_Exercise_
Copy every entry word for word, but skip the pictures.
━━ Available data ━━
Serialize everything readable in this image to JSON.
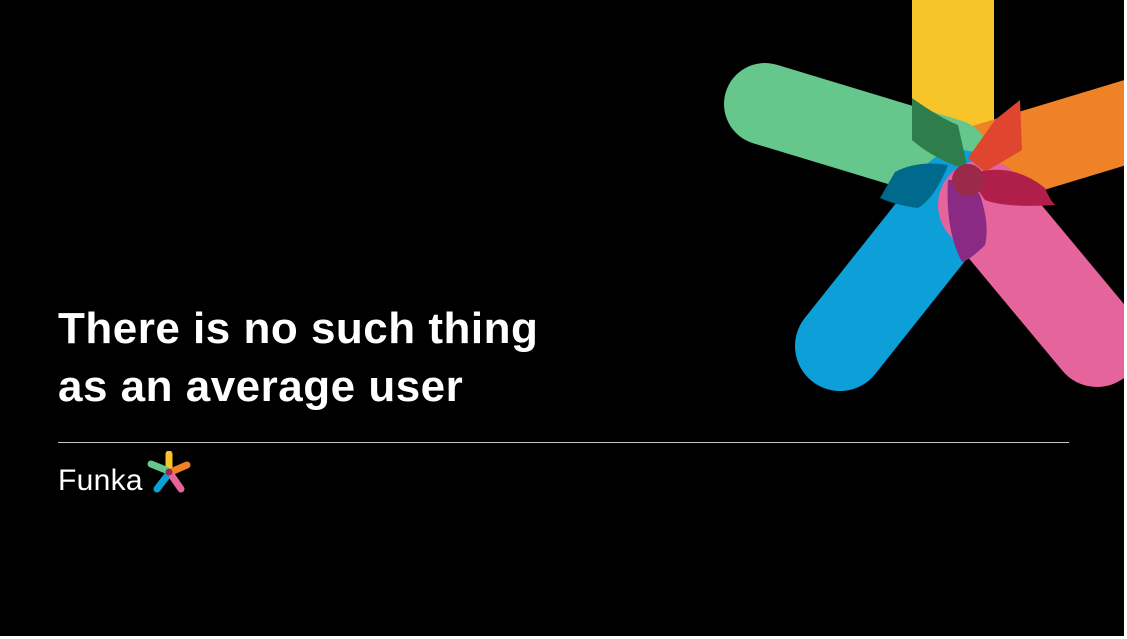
{
  "slide": {
    "headline_line1": "There is no such thing",
    "headline_line2": "as an average user"
  },
  "logo": {
    "text": "Funka",
    "mark_icon": "funka-star-icon"
  },
  "colors": {
    "background": "#000000",
    "text": "#ffffff",
    "petal_yellow": "#f7c42a",
    "petal_orange": "#ef8226",
    "petal_green": "#66c78c",
    "petal_blue": "#0d9fd8",
    "petal_pink": "#e5649c"
  }
}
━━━
_Your response_
Serialize everything readable in this image to JSON.
{
  "slide": {
    "headline_line1": "There is no such thing",
    "headline_line2": "as an average user"
  },
  "logo": {
    "text": "Funka",
    "mark_icon": "funka-star-icon"
  },
  "colors": {
    "background": "#000000",
    "text": "#ffffff",
    "petal_yellow": "#f7c42a",
    "petal_orange": "#ef8226",
    "petal_green": "#66c78c",
    "petal_blue": "#0d9fd8",
    "petal_pink": "#e5649c"
  }
}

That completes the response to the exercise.